"I feel very tired because I collect trash on the bay all day without much rest," said Thinh, 50, who has been working for close to a decade as a trash picker.
"I have to make five to seven trips on the boat every day to collect it all."
Since the beginning of March, 10,000 cubic metres of rubbish—enough to fill four Olympic swimming pools—have been collected from the water, according to the Ha Long Bay management board.
The trash problem has been particularly acute over the past two months, as a scheme to replace styrofoam buoys at fish farms with more sustainable alternatives backfired and fishermen chucked their redundant polystyrene into the sea.
Authorities ordered 20 barges, eight boats and a team of dozens of people to launch a clean-up, state media said.
Do Tien Thanh, a conservationist at the Ha Long Bay Management Department, said the buoys were a short-term issue but admitted: "Ha Long Bay... is under pressure".
More than seven million visitors came to visit the spectacular limestone karsts of Ha Long Bay, on Vietnam's northeastern coast, in 2022.
Authorities hope that number will jump to eight and a half million this year.
But the site's popularity, and the subsequent rapid growth of Ha Long City—which is now home to a cable car, amusement park, luxury hotels and thousands of new homes—have severely damaged its ecosystem.
Conservationists estimate there were originally around 234 types of coral in the bay—now the number is around half.
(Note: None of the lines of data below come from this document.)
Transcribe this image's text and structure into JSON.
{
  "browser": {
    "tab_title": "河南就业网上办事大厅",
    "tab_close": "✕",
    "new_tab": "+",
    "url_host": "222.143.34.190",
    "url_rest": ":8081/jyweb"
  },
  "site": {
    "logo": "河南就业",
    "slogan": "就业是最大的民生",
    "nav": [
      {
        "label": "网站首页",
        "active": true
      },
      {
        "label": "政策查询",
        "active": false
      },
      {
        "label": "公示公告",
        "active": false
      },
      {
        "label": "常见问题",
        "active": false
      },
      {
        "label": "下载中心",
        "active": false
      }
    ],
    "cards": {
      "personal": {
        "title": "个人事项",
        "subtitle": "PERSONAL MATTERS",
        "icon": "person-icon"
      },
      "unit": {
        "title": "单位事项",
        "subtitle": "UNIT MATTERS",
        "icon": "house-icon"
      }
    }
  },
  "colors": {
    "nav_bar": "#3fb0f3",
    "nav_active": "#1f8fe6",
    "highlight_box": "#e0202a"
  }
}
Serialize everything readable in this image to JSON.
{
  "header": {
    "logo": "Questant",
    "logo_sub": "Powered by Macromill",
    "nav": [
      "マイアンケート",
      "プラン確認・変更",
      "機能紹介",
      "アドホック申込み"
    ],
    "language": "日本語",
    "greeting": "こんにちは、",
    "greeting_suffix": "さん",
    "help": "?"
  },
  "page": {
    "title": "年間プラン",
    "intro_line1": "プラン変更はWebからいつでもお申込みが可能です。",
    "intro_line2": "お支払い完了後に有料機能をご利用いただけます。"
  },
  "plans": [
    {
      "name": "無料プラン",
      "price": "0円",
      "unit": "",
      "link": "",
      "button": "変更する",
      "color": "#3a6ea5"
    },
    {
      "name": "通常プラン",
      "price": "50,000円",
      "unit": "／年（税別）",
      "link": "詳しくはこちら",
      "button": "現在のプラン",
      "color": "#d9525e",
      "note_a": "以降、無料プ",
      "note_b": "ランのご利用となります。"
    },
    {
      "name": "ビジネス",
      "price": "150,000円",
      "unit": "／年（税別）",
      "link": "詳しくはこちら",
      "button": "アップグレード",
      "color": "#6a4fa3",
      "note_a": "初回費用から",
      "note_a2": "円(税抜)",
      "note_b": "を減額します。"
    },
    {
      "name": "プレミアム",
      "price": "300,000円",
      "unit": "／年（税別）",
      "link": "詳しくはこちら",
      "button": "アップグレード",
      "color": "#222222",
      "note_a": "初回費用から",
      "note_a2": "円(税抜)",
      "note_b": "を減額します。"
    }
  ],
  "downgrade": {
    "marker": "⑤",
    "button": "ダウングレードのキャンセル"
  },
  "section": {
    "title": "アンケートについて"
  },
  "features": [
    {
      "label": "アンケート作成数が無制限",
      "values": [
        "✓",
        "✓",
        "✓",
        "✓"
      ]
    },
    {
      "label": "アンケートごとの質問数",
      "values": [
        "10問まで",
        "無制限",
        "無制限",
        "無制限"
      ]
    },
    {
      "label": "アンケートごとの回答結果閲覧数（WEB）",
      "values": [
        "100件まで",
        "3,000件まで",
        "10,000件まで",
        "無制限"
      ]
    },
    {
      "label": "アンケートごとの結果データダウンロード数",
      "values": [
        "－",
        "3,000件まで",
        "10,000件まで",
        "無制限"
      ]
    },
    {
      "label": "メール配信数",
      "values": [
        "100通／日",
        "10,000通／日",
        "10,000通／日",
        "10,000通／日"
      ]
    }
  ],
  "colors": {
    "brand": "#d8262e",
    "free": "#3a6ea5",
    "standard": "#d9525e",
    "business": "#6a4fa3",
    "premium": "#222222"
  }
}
There have been signs of recovery in the past decade, with coral coverage slowly increasing again and dolphins—pushed out of the bay a decade ago—coming back in small numbers, as a ban on fishing in the core parts of the heritage site expanded their food source.
But the waste, both plastic and human, is still a huge concern.
"There are so many big residential areas near Ha Long Bay," said conservationist Thanh.
"The domestic waste from these areas, if not dealt with properly, greatly impacts the ecological system, which includes the coral reefs.
"Ha Long City can now handle just over 40 percent of its wastewater."
Single-use plastic is now banned on tourist boats, and the Ha Long Bay management board says general plastic use on board is down 90 percent from its peak.
But trash generated onshore still lines parts of the beach, with a team of rubbish collectors not able to block the eyesore from tourists.
'Plastic pollution crisis'
Pham Van Tu, a local resident and freelance tour guide, said he had received a lot of complaints from visitors.
"They read in the media that Ha Long Bay is beautiful, but when they saw a lot of floating trash, they didn't want to swim or go canoeing and they hesitated to tell their friends and family to visit," he said.
Rapid economic growth, urbanisation and changing lifestyles in communist Vietnam have led to a "plastic pollution crisis", according to the World Bank.
A report in 2022 estimated 3.1 million tonnes of plastic waste are generated every year, with at least 10 percent leaking into the waterways, making Vietnam one of the top five plastic polluters of the world's oceans.
The volume of leakage could more than double by 2030, the World Bank warns.
Larissa Helfer, 21, who travelled to Vietnam from her home in Germany, said Ha Long Bay was beautiful but the trash problem would be one of her strongest memories of the trip.
"Normally you (might say) 'Look at the view! Look at the fishing villages!" she told AFP.
But here "you have to talk about the trash, (you say) 'oh god... look at the plastic bottles and things in the sea.' And it makes you sad."
Thinh, the trash collector, grew up in Ha Long and remembers a very different bay.
"It didn't look so terrible," she said.
"Of course, a lot of work makes me tired and irritated," she admitted. "But we must do our work."
© 2023 AFP